• _Task item_
In the records that come next, find every line with "time". Return those lines.
(Available data begins)
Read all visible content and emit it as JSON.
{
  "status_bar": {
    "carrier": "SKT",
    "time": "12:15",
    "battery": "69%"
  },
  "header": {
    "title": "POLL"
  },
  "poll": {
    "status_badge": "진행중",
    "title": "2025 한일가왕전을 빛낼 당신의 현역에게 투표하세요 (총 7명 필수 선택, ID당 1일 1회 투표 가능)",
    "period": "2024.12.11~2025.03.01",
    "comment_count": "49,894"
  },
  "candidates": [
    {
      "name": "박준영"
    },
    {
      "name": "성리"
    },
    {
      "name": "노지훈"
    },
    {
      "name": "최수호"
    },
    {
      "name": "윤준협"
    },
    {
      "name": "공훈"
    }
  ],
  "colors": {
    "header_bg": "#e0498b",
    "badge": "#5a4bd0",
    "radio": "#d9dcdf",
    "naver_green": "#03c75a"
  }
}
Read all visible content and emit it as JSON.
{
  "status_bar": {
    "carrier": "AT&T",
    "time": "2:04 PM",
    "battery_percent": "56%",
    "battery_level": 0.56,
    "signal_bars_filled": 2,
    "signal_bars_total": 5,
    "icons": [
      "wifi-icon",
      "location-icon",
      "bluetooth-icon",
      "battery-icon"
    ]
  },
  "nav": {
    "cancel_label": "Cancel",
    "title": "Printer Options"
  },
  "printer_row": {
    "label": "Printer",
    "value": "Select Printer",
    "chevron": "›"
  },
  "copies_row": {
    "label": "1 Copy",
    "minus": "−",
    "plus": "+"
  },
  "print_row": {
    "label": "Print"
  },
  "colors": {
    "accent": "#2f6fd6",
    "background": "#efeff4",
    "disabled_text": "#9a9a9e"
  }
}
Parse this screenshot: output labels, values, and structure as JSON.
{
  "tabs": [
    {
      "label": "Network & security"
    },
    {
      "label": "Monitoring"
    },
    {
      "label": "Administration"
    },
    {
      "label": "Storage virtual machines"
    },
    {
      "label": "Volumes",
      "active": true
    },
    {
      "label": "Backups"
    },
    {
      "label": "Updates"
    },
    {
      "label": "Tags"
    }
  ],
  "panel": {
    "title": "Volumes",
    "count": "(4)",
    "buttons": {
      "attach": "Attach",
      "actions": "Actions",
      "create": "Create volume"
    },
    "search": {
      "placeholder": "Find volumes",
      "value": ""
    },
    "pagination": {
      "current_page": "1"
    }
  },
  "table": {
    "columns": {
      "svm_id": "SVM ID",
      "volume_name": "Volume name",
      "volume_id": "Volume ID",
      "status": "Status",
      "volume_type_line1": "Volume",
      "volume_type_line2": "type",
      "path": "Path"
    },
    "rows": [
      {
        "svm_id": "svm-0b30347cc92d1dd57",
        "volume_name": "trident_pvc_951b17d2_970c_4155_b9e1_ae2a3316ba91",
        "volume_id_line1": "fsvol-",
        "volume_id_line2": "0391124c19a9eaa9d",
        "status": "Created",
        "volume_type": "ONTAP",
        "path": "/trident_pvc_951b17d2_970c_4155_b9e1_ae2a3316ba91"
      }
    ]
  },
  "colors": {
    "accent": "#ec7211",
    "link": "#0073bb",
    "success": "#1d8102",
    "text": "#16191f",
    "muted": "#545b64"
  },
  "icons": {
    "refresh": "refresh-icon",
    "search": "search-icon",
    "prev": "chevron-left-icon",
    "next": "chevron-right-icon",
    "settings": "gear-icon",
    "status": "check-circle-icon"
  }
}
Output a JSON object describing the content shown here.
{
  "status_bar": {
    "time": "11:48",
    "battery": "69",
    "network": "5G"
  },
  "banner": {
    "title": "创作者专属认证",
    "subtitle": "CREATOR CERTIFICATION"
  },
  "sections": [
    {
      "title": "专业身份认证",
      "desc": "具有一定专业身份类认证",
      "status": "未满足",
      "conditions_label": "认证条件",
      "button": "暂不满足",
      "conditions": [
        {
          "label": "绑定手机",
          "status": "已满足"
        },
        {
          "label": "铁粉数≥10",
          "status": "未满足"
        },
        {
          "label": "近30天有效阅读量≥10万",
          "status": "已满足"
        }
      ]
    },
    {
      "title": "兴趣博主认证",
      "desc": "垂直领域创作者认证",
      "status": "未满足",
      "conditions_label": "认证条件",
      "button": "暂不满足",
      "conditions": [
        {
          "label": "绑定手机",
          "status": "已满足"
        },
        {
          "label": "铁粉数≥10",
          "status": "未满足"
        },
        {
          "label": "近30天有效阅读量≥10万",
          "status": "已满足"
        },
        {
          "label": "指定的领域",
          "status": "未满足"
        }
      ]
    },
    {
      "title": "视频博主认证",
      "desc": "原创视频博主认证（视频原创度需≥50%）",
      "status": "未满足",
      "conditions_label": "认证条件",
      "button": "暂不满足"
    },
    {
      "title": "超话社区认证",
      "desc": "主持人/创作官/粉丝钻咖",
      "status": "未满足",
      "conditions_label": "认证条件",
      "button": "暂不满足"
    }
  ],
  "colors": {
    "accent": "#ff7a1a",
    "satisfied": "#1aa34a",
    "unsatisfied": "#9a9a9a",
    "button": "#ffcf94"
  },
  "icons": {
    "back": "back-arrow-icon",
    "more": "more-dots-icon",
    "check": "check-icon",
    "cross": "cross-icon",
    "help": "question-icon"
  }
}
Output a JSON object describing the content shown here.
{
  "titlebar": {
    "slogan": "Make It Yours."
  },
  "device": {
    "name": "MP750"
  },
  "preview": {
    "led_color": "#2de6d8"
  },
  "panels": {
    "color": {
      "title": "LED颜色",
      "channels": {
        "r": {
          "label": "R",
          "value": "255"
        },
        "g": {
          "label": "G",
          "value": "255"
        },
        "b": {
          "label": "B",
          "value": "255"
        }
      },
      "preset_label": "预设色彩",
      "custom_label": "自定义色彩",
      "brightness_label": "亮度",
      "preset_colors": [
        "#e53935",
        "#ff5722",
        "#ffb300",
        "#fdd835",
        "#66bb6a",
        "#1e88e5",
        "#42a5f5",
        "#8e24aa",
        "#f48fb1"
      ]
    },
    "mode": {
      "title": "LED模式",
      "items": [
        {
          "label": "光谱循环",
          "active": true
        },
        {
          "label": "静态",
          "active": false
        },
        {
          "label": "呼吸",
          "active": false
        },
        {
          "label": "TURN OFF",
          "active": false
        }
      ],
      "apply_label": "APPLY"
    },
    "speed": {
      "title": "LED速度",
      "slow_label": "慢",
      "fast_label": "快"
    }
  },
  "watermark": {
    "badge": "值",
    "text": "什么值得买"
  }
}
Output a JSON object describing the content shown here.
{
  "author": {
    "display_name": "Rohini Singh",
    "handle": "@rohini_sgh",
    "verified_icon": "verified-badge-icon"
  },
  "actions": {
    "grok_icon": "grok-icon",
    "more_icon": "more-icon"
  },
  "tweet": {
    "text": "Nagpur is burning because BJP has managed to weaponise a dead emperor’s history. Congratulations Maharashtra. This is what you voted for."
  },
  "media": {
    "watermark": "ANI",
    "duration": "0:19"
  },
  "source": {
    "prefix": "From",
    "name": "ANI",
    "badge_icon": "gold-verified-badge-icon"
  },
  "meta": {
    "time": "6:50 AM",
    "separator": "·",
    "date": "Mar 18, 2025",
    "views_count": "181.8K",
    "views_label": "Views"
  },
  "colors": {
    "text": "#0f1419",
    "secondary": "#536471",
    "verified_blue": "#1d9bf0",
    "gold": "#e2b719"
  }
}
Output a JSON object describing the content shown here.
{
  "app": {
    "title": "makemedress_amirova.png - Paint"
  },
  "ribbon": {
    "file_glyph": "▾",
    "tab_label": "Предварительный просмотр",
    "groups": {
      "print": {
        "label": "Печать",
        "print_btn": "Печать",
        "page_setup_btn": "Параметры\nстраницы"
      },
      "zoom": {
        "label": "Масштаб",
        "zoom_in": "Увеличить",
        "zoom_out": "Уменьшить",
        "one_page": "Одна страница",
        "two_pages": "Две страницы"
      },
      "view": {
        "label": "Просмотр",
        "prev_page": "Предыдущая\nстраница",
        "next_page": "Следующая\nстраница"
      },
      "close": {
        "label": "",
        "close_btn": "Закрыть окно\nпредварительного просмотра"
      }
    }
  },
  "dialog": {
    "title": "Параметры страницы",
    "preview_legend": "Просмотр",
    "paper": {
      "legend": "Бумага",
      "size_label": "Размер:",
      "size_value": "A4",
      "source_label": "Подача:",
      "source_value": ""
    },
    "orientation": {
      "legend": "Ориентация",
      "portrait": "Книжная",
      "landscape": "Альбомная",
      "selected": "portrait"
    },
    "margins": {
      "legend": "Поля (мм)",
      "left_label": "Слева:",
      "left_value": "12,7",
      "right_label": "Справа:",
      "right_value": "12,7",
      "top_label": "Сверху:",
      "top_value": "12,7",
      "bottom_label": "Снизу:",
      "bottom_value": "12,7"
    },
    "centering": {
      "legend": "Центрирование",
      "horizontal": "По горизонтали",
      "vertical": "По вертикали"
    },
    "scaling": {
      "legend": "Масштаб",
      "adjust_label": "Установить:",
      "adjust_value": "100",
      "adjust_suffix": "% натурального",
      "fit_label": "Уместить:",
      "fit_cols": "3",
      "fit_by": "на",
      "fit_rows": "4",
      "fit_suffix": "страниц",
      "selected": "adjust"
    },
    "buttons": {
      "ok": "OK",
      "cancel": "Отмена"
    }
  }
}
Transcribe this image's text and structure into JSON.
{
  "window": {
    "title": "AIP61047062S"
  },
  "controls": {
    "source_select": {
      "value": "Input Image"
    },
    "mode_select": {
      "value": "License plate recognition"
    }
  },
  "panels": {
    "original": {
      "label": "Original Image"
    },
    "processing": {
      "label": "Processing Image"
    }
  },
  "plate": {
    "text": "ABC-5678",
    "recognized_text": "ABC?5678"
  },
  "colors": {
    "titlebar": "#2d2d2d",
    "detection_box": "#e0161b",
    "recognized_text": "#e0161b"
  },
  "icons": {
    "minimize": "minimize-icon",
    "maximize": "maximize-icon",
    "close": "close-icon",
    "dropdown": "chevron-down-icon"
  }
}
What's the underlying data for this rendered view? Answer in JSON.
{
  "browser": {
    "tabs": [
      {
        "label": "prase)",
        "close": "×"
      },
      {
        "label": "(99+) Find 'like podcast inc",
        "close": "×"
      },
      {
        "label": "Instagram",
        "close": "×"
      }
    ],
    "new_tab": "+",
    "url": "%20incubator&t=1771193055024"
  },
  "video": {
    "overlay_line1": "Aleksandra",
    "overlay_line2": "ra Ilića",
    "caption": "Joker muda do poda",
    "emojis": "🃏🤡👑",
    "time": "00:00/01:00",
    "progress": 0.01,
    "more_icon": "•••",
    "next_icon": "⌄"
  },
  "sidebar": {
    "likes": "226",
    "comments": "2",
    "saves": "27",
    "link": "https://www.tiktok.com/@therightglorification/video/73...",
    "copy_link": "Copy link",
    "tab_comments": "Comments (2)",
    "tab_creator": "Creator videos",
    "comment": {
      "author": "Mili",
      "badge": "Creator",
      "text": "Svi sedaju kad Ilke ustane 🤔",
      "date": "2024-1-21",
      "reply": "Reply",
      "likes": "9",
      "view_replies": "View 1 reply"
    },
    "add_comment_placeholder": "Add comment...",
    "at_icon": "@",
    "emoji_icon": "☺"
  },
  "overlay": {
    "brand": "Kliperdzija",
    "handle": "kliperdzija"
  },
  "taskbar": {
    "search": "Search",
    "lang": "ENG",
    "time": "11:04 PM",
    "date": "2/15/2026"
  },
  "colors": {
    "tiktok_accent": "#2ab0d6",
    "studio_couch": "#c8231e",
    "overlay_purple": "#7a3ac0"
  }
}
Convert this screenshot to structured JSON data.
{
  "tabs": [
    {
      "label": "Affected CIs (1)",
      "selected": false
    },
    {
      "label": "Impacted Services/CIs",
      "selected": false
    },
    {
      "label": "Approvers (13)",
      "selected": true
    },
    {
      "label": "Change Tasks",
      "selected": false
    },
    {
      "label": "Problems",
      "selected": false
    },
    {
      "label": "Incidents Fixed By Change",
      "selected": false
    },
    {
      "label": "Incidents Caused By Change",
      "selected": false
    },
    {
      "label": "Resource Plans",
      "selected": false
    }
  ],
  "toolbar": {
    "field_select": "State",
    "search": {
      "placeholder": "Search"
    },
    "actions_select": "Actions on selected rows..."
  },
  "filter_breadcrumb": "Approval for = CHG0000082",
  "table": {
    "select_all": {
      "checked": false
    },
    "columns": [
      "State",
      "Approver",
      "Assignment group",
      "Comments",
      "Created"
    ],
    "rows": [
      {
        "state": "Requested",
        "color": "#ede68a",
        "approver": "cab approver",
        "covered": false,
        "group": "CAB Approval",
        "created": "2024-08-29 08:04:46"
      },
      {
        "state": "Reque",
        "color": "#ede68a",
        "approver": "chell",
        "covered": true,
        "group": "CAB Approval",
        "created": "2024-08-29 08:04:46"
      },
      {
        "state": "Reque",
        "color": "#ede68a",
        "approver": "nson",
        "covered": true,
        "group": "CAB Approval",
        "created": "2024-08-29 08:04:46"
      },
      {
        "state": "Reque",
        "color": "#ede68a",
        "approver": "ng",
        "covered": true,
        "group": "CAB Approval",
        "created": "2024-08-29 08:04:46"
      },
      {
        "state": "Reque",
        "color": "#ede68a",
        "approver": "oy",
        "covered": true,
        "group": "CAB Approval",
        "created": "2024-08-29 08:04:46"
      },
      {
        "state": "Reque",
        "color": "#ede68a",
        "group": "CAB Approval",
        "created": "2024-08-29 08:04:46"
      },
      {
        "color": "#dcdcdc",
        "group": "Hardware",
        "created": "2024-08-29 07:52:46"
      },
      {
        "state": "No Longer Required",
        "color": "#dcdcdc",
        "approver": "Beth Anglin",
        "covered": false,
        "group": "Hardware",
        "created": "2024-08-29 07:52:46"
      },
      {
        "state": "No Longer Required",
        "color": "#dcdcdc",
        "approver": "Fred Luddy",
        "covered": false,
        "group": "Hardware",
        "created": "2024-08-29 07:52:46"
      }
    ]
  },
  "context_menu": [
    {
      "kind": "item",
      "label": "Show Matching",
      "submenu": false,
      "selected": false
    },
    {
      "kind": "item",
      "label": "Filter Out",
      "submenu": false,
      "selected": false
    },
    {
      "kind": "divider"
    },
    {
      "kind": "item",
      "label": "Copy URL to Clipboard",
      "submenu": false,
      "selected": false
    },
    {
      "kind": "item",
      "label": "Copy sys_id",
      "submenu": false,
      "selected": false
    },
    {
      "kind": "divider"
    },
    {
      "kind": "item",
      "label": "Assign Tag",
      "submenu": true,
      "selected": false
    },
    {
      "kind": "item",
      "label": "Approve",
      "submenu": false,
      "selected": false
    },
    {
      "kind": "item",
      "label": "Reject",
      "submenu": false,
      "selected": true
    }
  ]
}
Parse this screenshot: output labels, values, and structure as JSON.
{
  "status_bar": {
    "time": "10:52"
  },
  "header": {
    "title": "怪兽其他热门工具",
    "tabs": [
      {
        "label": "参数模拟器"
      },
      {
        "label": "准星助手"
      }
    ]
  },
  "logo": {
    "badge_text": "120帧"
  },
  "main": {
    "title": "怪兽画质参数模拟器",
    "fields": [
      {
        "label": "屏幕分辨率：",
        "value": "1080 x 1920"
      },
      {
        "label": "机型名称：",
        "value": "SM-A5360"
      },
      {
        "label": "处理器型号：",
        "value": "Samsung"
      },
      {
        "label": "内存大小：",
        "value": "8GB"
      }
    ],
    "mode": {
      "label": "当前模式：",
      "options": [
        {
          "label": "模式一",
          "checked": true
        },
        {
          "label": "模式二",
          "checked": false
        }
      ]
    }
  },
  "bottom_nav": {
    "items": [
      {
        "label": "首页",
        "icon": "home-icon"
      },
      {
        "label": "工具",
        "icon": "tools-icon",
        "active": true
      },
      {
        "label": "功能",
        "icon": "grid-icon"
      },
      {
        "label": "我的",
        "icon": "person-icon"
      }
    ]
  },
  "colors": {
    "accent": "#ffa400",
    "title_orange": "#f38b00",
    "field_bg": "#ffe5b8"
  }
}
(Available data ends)
• _Solution to the exercise_
    "time": "12:15",
    "time": "2:04 PM",
    "time": "11:48",
    "time": "6:50 AM",
    "time": "00:00/01:00",
    "time": "11:04 PM",
    "time": "10:52"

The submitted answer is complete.